= TASK ITEM =
Render every line of the data exactly as written, and leave out the pictures.

Entries from a dataset of interfaces
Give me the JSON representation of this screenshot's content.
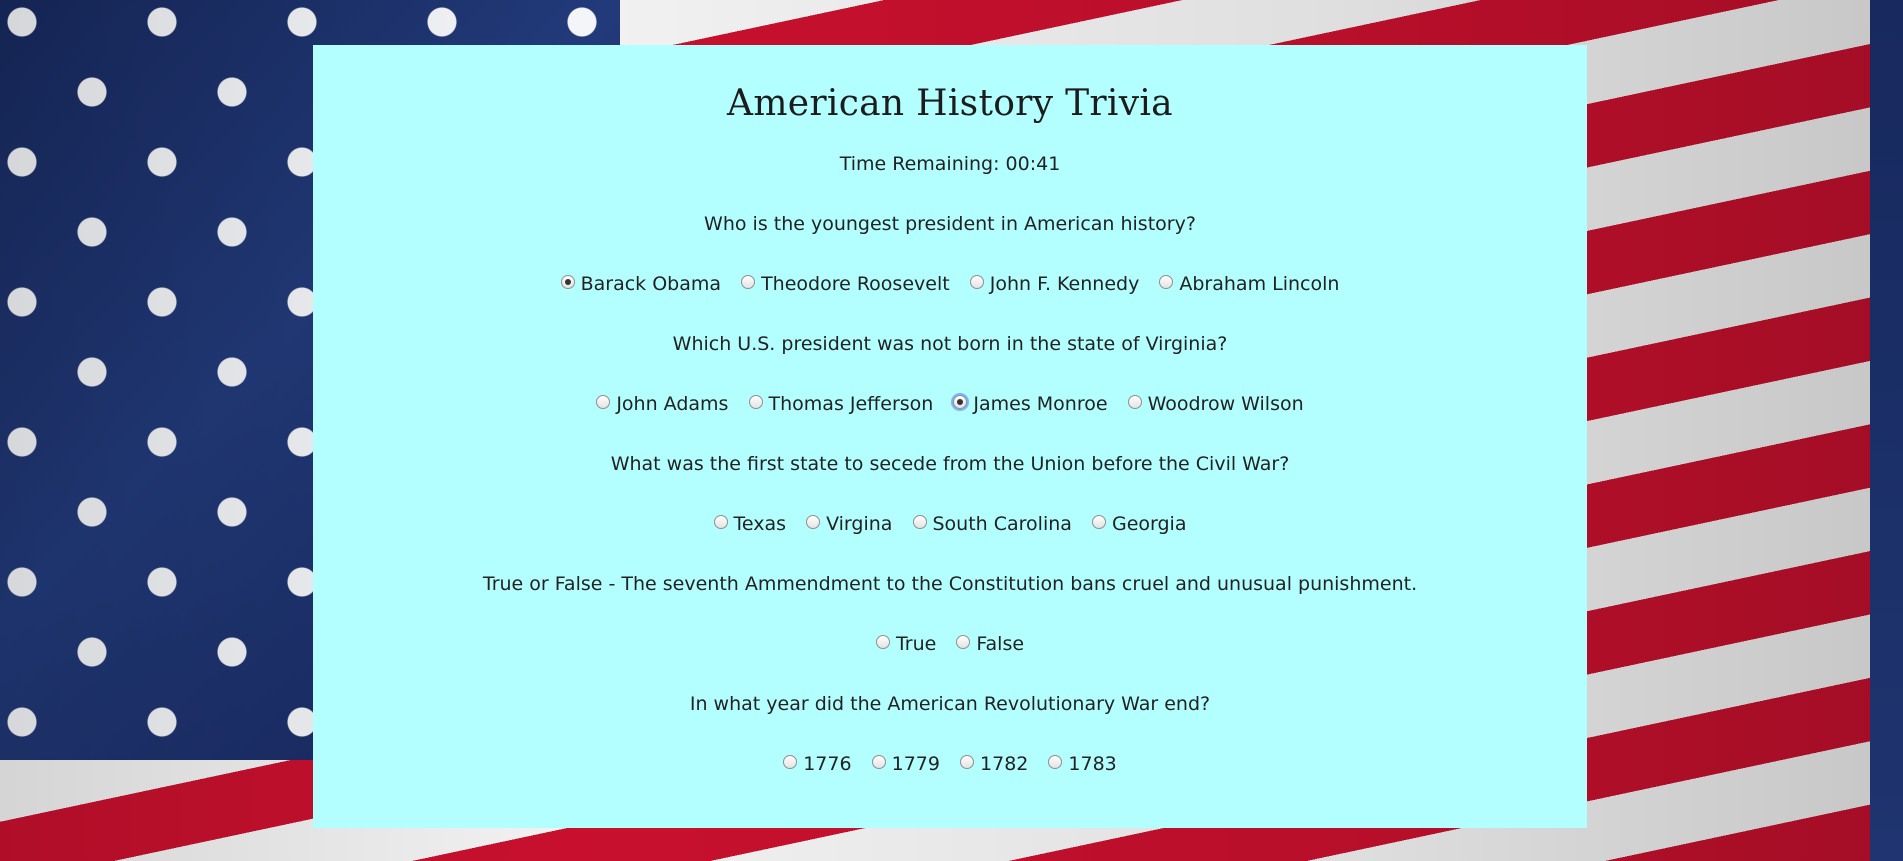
{
  "page": {
    "title": "American History Trivia",
    "timer_label": "Time Remaining: 00:41"
  },
  "colors": {
    "panel_background": "#b3ffff",
    "flag_red": "#c8102e",
    "flag_blue": "#1f3470",
    "flag_white": "#f2f2f2"
  },
  "questions": [
    {
      "text": "Who is the youngest president in American history?",
      "options": [
        "Barack Obama",
        "Theodore Roosevelt",
        "John F. Kennedy",
        "Abraham Lincoln"
      ],
      "selected": 0
    },
    {
      "text": "Which U.S. president was not born in the state of Virginia?",
      "options": [
        "John Adams",
        "Thomas Jefferson",
        "James Monroe",
        "Woodrow Wilson"
      ],
      "selected": 2
    },
    {
      "text": "What was the first state to secede from the Union before the Civil War?",
      "options": [
        "Texas",
        "Virgina",
        "South Carolina",
        "Georgia"
      ],
      "selected": null
    },
    {
      "text": "True or False - The seventh Ammendment to the Constitution bans cruel and unusual punishment.",
      "options": [
        "True",
        "False"
      ],
      "selected": null
    },
    {
      "text": "In what year did the American Revolutionary War end?",
      "options": [
        "1776",
        "1779",
        "1782",
        "1783"
      ],
      "selected": null
    }
  ]
}
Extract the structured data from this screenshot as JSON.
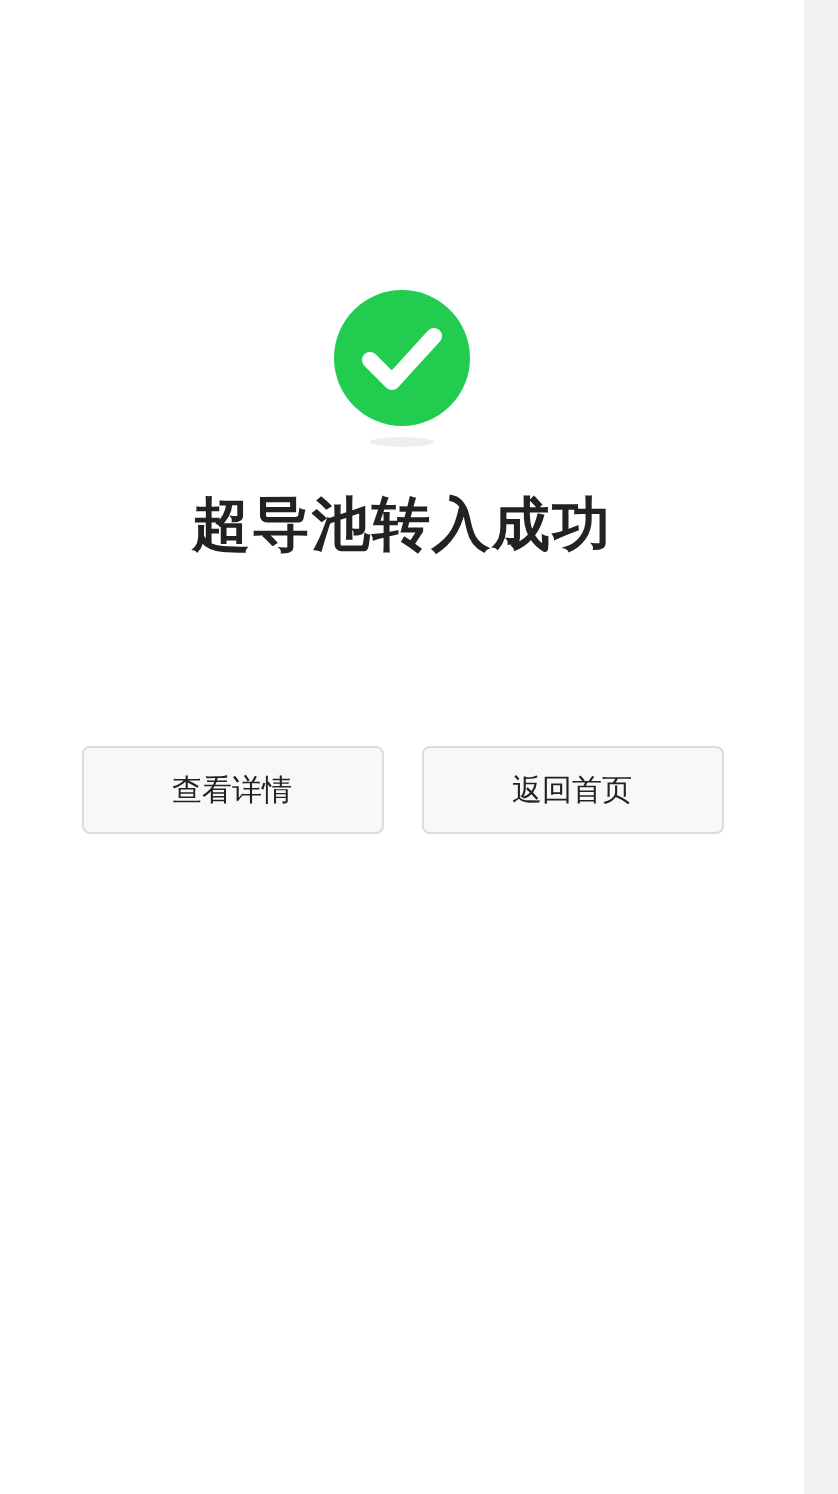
{
  "result": {
    "title": "超导池转入成功"
  },
  "buttons": [
    {
      "label": "查看详情"
    },
    {
      "label": "返回首页"
    }
  ]
}
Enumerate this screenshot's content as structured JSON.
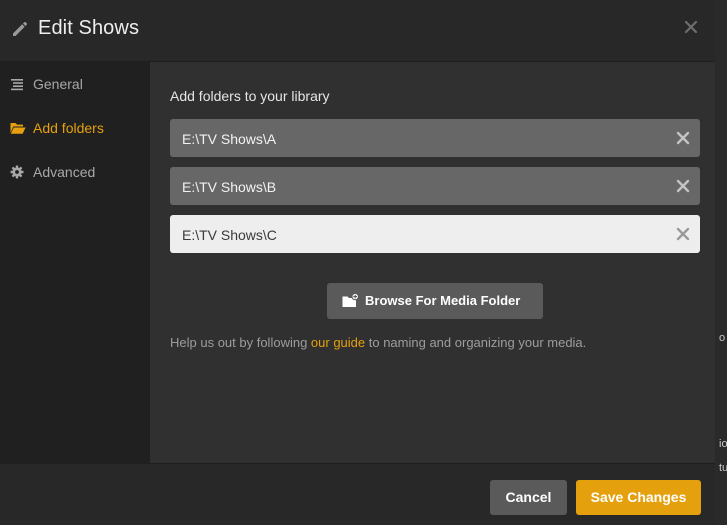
{
  "modal": {
    "title": "Edit Shows",
    "header_icon": "pencil-icon",
    "close_icon": "close-icon"
  },
  "sidebar": {
    "items": [
      {
        "label": "General",
        "icon": "list-icon",
        "active": false
      },
      {
        "label": "Add folders",
        "icon": "folder-open-icon",
        "active": true
      },
      {
        "label": "Advanced",
        "icon": "gear-icon",
        "active": false
      }
    ]
  },
  "content": {
    "heading": "Add folders to your library",
    "folders": [
      {
        "path": "E:\\TV Shows\\A",
        "state": "filled"
      },
      {
        "path": "E:\\TV Shows\\B",
        "state": "filled"
      },
      {
        "path": "E:\\TV Shows\\C",
        "state": "editing"
      }
    ],
    "browse_button": {
      "label": "Browse For Media Folder",
      "icon": "folder-add-icon"
    },
    "help": {
      "before": "Help us out by following ",
      "link": "our guide",
      "after": " to naming and organizing your media."
    }
  },
  "footer": {
    "cancel_label": "Cancel",
    "save_label": "Save Changes"
  },
  "colors": {
    "accent": "#e5a00d",
    "modal_bg": "#282828",
    "sidebar_bg": "#202020",
    "content_bg": "#303030"
  },
  "background": {
    "edge_text": [
      "o",
      "io",
      "tu"
    ]
  }
}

= COMPLETED EXERCISE =
Give me the JSON representation of this screenshot's content.
{
  "page": {
    "title": "American History Trivia",
    "timer_label": "Time Remaining: 00:41"
  },
  "colors": {
    "panel_background": "#b3ffff",
    "flag_red": "#c8102e",
    "flag_blue": "#1f3470",
    "flag_white": "#f2f2f2"
  },
  "questions": [
    {
      "text": "Who is the youngest president in American history?",
      "options": [
        "Barack Obama",
        "Theodore Roosevelt",
        "John F. Kennedy",
        "Abraham Lincoln"
      ],
      "selected": 0
    },
    {
      "text": "Which U.S. president was not born in the state of Virginia?",
      "options": [
        "John Adams",
        "Thomas Jefferson",
        "James Monroe",
        "Woodrow Wilson"
      ],
      "selected": 2
    },
    {
      "text": "What was the first state to secede from the Union before the Civil War?",
      "options": [
        "Texas",
        "Virgina",
        "South Carolina",
        "Georgia"
      ],
      "selected": null
    },
    {
      "text": "True or False - The seventh Ammendment to the Constitution bans cruel and unusual punishment.",
      "options": [
        "True",
        "False"
      ],
      "selected": null
    },
    {
      "text": "In what year did the American Revolutionary War end?",
      "options": [
        "1776",
        "1779",
        "1782",
        "1783"
      ],
      "selected": null
    }
  ]
}
Extract the structured data from this screenshot as JSON.
{
  "result": {
    "title": "超导池转入成功"
  },
  "buttons": [
    {
      "label": "查看详情"
    },
    {
      "label": "返回首页"
    }
  ]
}
Enumerate this screenshot's content as structured JSON.
{
  "modal": {
    "title": "Edit Shows",
    "header_icon": "pencil-icon",
    "close_icon": "close-icon"
  },
  "sidebar": {
    "items": [
      {
        "label": "General",
        "icon": "list-icon",
        "active": false
      },
      {
        "label": "Add folders",
        "icon": "folder-open-icon",
        "active": true
      },
      {
        "label": "Advanced",
        "icon": "gear-icon",
        "active": false
      }
    ]
  },
  "content": {
    "heading": "Add folders to your library",
    "folders": [
      {
        "path": "E:\\TV Shows\\A",
        "state": "filled"
      },
      {
        "path": "E:\\TV Shows\\B",
        "state": "filled"
      },
      {
        "path": "E:\\TV Shows\\C",
        "state": "editing"
      }
    ],
    "browse_button": {
      "label": "Browse For Media Folder",
      "icon": "folder-add-icon"
    },
    "help": {
      "before": "Help us out by following ",
      "link": "our guide",
      "after": " to naming and organizing your media."
    }
  },
  "footer": {
    "cancel_label": "Cancel",
    "save_label": "Save Changes"
  },
  "colors": {
    "accent": "#e5a00d",
    "modal_bg": "#282828",
    "sidebar_bg": "#202020",
    "content_bg": "#303030"
  },
  "background": {
    "edge_text": [
      "o",
      "io",
      "tu"
    ]
  }
}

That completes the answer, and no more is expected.